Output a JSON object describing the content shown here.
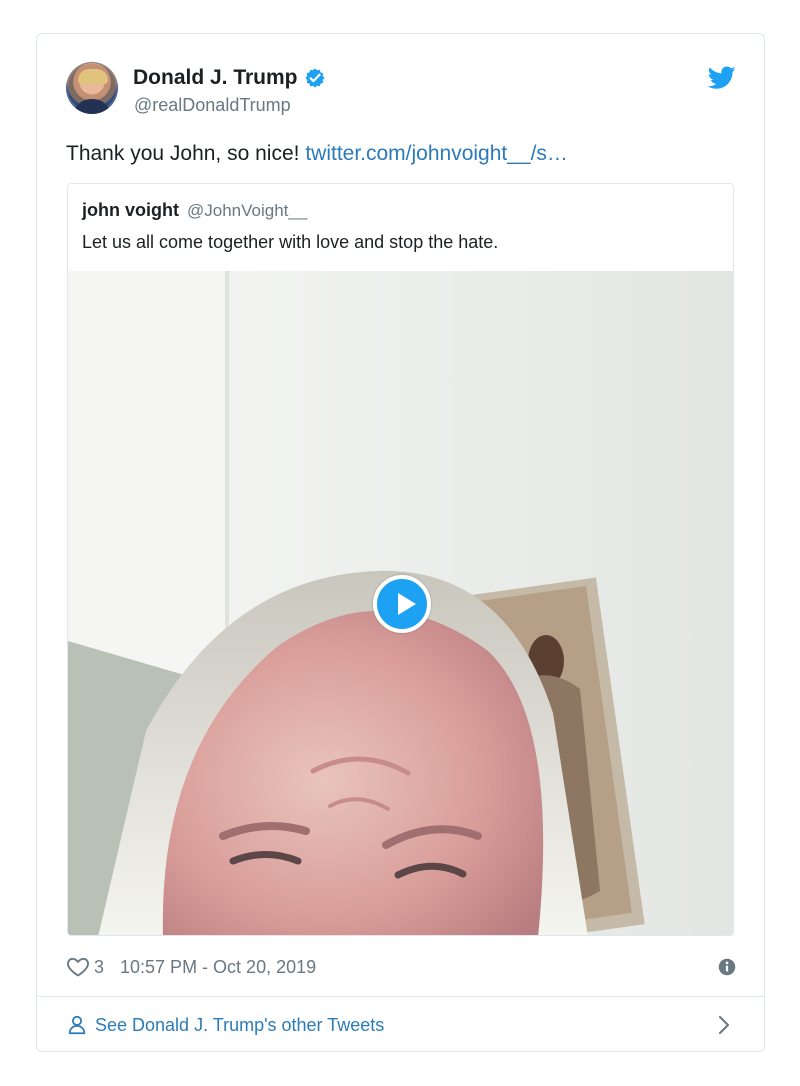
{
  "tweet": {
    "author": {
      "display_name": "Donald J. Trump",
      "handle": "@realDonaldTrump",
      "verified": true
    },
    "text_prefix": "Thank you John, so nice! ",
    "link_text": "twitter.com/johnvoight__/s…",
    "icons": {
      "avatar": "profile-avatar",
      "verified": "verified-badge-icon",
      "brand": "twitter-bird-icon"
    }
  },
  "quote": {
    "display_name": "john voight",
    "handle": "@JohnVoight__",
    "text": "Let us all come together with love and stop the hate.",
    "media": {
      "type": "video",
      "play_icon": "play-icon"
    }
  },
  "meta": {
    "likes": "3",
    "timestamp": "10:57 PM - Oct 20, 2019",
    "icons": {
      "like": "heart-icon",
      "info": "info-icon"
    }
  },
  "footer": {
    "label": "See Donald J. Trump's other Tweets",
    "icons": {
      "person": "person-icon",
      "chevron": "chevron-right-icon"
    }
  },
  "colors": {
    "accent": "#1da1f2",
    "link": "#2b7bb9",
    "text": "#1c2022",
    "muted": "#697882",
    "border": "#e1e8ed"
  }
}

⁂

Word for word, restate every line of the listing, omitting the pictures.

### EXERCISE OUTPUT
Output a JSON object describing the content shown here.
{
  "tweet": {
    "author": {
      "display_name": "Donald J. Trump",
      "handle": "@realDonaldTrump",
      "verified": true
    },
    "text_prefix": "Thank you John, so nice! ",
    "link_text": "twitter.com/johnvoight__/s…",
    "icons": {
      "avatar": "profile-avatar",
      "verified": "verified-badge-icon",
      "brand": "twitter-bird-icon"
    }
  },
  "quote": {
    "display_name": "john voight",
    "handle": "@JohnVoight__",
    "text": "Let us all come together with love and stop the hate.",
    "media": {
      "type": "video",
      "play_icon": "play-icon"
    }
  },
  "meta": {
    "likes": "3",
    "timestamp": "10:57 PM - Oct 20, 2019",
    "icons": {
      "like": "heart-icon",
      "info": "info-icon"
    }
  },
  "footer": {
    "label": "See Donald J. Trump's other Tweets",
    "icons": {
      "person": "person-icon",
      "chevron": "chevron-right-icon"
    }
  },
  "colors": {
    "accent": "#1da1f2",
    "link": "#2b7bb9",
    "text": "#1c2022",
    "muted": "#697882",
    "border": "#e1e8ed"
  }
}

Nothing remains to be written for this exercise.